#### PROVIDED ENTRIES ####

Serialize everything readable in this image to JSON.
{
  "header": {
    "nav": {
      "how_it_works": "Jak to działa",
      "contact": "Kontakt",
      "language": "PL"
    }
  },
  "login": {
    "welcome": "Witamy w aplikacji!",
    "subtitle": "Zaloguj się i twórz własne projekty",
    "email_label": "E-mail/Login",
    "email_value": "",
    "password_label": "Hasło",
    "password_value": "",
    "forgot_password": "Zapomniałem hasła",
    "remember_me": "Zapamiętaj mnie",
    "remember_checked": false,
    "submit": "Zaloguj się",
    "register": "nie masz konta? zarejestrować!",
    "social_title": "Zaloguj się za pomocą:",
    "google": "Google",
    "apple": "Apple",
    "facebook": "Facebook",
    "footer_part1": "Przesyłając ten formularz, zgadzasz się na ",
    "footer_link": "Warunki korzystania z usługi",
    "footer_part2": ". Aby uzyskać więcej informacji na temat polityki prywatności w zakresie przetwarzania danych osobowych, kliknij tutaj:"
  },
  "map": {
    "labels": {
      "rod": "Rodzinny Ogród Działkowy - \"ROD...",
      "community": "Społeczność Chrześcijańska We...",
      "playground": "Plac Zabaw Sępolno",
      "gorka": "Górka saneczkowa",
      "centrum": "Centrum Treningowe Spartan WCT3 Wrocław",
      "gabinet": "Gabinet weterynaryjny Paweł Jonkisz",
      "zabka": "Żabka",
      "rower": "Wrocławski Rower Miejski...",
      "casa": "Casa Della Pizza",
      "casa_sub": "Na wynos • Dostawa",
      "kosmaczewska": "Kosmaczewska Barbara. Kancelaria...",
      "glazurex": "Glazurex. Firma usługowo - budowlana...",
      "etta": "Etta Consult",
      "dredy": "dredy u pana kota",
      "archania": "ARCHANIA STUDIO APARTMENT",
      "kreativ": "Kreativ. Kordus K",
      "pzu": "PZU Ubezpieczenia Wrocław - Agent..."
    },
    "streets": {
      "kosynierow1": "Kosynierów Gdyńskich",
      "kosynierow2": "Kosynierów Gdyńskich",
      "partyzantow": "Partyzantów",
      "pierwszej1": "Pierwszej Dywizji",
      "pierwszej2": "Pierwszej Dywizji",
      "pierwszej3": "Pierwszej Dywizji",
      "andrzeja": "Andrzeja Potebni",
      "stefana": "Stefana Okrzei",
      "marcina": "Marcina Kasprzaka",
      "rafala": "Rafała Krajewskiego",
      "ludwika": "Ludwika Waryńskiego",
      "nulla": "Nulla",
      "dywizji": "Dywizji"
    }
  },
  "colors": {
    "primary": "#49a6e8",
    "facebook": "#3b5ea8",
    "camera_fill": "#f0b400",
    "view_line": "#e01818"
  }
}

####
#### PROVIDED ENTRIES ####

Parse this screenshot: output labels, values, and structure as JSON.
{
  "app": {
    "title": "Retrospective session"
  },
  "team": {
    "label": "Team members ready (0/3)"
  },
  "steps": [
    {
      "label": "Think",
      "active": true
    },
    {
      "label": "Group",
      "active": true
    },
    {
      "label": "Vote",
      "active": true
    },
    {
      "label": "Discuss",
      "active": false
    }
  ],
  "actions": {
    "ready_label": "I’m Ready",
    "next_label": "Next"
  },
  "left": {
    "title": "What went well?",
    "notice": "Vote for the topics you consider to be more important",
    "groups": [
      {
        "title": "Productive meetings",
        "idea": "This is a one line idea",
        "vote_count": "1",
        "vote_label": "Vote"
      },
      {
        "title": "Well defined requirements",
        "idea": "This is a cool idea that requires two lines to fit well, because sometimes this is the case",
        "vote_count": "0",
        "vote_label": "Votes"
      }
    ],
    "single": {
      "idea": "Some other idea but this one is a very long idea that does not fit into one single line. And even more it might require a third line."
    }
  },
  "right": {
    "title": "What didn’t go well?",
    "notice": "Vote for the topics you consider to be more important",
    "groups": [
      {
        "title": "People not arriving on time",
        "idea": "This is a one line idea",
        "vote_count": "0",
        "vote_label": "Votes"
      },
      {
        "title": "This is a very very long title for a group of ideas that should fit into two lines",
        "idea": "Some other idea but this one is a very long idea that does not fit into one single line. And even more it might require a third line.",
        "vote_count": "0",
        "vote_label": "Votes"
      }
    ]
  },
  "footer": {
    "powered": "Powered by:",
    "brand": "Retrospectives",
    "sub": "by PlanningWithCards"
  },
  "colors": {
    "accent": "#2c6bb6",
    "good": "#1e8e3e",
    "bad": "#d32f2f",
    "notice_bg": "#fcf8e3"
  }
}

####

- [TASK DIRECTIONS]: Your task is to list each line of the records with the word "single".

- [RESPONSE AREA]:
    "single": {
      "idea": "Some other idea but this one is a very long idea that does not fit into one single line. And even more it might require a third line."
        "idea": "Some other idea but this one is a very long idea that does not fit into one single line. And even more it might require a third line.",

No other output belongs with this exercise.